When a person has dementia, it means they are losing memories, not feelings. One of my favorite quotes is from Maya Angelou,
“I’ve learned that people will forget what you said, people will forget what you did, but people will never forget how you made them feel.”Maya Angelou
That seems to be true even if your loved-one cannot remember your name or your visit. According to the National Institutes of Health, the elevated feelings of happiness levels of sadness and that persisted well beyond their memory for the events that originally caused the emotion.
Caring Makes a Difference
The month of February is often associated with Valentine’s Day. This year, if possible, let your loved-one know your love for them by giving the best Valentine ever. Your company! Bring lots of smiles, kind words, soft voices, and singing.
No matter where they reside; at their home, in a care home, Memory Unit, or in a Skilled Nursing Facility, those that share in their care need to know who they are as a person. It has been my observation that folks (unconsciously) connect with, relate to, and care more for someone they know. The patient becomes a person instead of bed 6C, or a client number, or something on a to-do list.
When my Mama entered a Skilled Nursing Facility, it took a while for us to acclimate to her new living arrangements. We went from us providing all her care to having strangers provide for her needs. We wanted to be sure that they understood her value. We visited often and over time shared with those providing her care who she was and what she did and enjoyed before dementia struck.
Talking about your loved one’s past, and their previous personality is helpful. It helps others appreciate their value, especially if it is accompanied by small gifts, flowers, and cards – things that can be displayed in the room.
Be as Present as Possible
Whenever you are able, take flowers instead of sending them…. unless you live too far away.
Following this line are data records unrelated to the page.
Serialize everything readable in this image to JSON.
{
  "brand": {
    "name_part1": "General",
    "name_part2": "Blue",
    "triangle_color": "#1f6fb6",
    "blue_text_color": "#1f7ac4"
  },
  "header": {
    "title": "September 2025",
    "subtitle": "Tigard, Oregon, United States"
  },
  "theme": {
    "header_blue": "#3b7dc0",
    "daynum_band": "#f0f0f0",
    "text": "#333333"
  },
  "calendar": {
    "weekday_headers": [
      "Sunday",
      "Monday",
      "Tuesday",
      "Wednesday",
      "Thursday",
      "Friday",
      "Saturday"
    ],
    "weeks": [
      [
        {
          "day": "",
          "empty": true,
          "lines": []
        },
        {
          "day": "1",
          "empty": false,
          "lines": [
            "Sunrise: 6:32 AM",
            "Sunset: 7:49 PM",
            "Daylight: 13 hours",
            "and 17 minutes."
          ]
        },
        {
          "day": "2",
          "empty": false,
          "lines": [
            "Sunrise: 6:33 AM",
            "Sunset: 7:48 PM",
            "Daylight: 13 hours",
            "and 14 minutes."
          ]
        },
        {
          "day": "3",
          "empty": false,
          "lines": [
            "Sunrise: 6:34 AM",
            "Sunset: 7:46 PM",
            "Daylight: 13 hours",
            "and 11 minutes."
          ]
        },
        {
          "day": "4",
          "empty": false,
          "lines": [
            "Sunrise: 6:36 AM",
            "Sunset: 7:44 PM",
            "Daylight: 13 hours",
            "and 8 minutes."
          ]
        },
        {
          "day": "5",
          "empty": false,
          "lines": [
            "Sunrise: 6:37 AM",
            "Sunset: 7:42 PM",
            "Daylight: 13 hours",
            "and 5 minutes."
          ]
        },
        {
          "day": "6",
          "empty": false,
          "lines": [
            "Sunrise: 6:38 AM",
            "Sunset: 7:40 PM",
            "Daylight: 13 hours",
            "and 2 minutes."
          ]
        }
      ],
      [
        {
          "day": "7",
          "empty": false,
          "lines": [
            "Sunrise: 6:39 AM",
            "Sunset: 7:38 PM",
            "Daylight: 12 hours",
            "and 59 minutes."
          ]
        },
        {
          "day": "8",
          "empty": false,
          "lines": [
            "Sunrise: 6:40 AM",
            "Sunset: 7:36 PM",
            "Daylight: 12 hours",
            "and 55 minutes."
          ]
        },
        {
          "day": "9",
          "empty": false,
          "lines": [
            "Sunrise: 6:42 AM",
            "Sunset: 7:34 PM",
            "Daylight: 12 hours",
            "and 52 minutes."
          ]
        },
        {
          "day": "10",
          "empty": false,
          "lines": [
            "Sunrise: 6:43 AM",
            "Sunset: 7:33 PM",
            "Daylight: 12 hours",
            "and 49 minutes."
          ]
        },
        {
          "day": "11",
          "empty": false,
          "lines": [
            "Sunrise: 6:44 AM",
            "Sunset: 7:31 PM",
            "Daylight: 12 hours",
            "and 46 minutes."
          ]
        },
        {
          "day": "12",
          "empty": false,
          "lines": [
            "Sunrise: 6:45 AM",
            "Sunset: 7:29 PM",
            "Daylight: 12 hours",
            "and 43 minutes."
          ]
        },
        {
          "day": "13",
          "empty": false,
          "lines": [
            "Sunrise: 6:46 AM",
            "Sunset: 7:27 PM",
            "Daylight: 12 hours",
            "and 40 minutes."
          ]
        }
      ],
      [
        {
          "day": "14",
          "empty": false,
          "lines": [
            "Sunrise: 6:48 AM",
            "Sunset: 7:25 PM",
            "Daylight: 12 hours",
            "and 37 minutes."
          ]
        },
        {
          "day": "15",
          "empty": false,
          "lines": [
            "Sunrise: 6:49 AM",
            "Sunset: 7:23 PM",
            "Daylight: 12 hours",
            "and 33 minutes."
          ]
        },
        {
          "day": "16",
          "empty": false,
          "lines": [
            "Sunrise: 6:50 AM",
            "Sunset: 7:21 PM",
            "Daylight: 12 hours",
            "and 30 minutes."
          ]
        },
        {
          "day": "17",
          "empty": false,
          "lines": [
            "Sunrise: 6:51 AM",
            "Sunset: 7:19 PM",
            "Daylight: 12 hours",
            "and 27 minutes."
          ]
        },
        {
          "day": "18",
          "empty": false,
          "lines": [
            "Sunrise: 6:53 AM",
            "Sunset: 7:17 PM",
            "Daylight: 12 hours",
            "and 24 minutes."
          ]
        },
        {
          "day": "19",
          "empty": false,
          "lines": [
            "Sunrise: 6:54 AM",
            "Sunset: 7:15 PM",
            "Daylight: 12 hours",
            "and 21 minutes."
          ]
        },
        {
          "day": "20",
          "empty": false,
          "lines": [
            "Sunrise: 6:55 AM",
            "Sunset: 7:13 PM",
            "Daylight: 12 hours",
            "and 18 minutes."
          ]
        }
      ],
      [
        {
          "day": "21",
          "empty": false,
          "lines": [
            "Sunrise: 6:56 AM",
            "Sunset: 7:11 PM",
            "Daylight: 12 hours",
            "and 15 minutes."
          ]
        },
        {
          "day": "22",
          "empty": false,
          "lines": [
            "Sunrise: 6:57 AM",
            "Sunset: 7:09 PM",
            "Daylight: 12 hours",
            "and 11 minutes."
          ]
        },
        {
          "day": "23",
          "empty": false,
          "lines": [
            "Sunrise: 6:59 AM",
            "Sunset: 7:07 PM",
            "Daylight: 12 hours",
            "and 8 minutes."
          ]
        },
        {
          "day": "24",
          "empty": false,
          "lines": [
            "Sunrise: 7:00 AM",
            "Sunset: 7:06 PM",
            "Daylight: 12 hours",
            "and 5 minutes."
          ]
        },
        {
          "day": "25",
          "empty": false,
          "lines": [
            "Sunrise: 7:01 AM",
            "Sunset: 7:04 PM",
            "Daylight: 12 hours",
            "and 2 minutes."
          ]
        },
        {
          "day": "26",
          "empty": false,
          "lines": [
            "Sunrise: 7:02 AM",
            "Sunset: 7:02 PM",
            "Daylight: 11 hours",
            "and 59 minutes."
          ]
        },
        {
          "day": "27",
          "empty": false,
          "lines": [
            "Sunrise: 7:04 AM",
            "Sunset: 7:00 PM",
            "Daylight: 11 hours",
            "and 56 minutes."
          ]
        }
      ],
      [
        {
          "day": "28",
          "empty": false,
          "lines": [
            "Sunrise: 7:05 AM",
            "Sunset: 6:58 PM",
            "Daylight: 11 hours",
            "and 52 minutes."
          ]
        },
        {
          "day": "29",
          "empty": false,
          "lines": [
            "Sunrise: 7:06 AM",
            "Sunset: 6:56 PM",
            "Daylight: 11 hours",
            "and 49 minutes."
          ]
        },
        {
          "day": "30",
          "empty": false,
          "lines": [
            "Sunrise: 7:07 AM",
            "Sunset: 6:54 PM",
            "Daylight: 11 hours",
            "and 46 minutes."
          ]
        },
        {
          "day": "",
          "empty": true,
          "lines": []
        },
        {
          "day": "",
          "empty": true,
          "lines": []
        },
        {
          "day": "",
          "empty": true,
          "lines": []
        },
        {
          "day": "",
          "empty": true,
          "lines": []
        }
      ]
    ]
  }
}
Then sending flowers conveys a nice message. Deliver cards in person instead of mailing them. Again, if mailing them is the only option, then it’s better to mail than neglect. And send them often. Don’t wait for a birthday, special occasion or holiday. If the Care Staff sees your loved-one receiving flowers, cards and little gifts along with a cheery note, they will realize the person in bed 6C is loved and thought of regularly.
Another idea along those lines is to give every friend and family member a pre-addressed blank card to write their favorite memory involving your loved-one. Ask them, if possible, to bring the card in person – if not, mailing it would work as well. The care staff will see the cards and read the memories to your loved one and begin to see some of the charming characteristics that they possessed prior to dementia. Who knows? Maybe it will trigger other memories…or perhaps your loved one will remember some of the events as well. Even if that doesn’t happen, the time spent together is worth it.
Has your world been touched by dementia? My recent book, “FinishingWell: Finding Joy in the Journey”, is a collection of stories and tips about doing life with my Mama. May it encourage and inspire you to find the joy on your own, unique journey. Find our group on Facebook